“Growing up, one of the things that I’ve struggled with is worrying about things but also regret about where things haven’t gone as well as I’ve wanted. So if I had made a mistake, failed a test — I can remember doing badly on a test in school and I just couldn’t cope with the feeling that I didn’t do as well as I wanted to. It just felt as though my life had gone off-track. These feelings were really hard to control and they come up at different times when different things go wrong. For me, an important thing in terms of my relationship with Jesus is that it says that Jesus is the author and perfecter of our faith. So that means that Jesus is writing our stories and he’s writing our stories to have a perfect ending. So that was something which is really great in that I can trust Jesus with all of these things that are happening in my life. It’s like, I’m not happy about that, I didn’t want it to happen that way. But it helps to remind me that I’m not at the end of the story. I’m in the middle of the story right now. And with all the great stories that we love, we know that so often, the hero in the middle of the story is at a point where you don’t know how they’re going to come out to a good ending, but you know that they will, in certain types of stories. We know that we will come out to a good ending and we can trust Jesus in terms of how that’s going to happen and not worry so much about the future or have so much regret about mistakes I’ve made or things that haven’t worked out the way I’ve wanted in the past.”Karl Udy
Share your story
Whether you’ve shared your faith dozens of times or you’ve never done it, we encourage you to take time this week to think about your personal story. Do some introspection. Pray to God for Him to reveal the moments where Jesus has impacted your life. Come up with at least one story and share it using at least one digital channel. God can use your story to make a profound impact.

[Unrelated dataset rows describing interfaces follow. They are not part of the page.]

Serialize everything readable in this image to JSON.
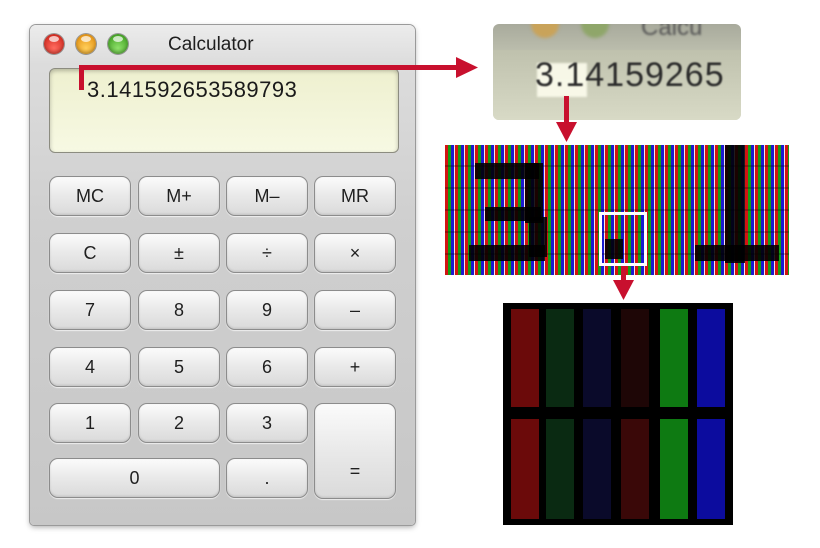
{
  "window": {
    "title": "Calculator",
    "controls": [
      "close",
      "minimize",
      "zoom"
    ]
  },
  "display": {
    "value": "3.141592653589793"
  },
  "buttons": [
    [
      "MC",
      "M+",
      "M–",
      "MR"
    ],
    [
      "C",
      "±",
      "÷",
      "×"
    ],
    [
      "7",
      "8",
      "9",
      "–"
    ],
    [
      "4",
      "5",
      "6",
      "+"
    ],
    [
      "1",
      "2",
      "3"
    ],
    [
      "0",
      "."
    ]
  ],
  "equals_label": "=",
  "zoom_view": {
    "partial_title": "Calcu",
    "digits": "3.14159265"
  },
  "colors": {
    "arrow": "#c8102e",
    "display_bg": "#f4f6dc",
    "subpixel_red": "#d21414",
    "subpixel_green": "#14a014",
    "subpixel_blue": "#1a1ad0"
  },
  "icons": [
    "close-icon",
    "minimize-icon",
    "zoom-icon",
    "arrow-right-icon",
    "arrow-down-icon"
  ]
}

“We all have stories and stories that are actually going to be engaging for other people,” Karl says. “God has given you those stories because He is writing your story. And I just encourage you to find those stories and to share them with people, because people love to hear those genuine stories about how our life is unfolding.”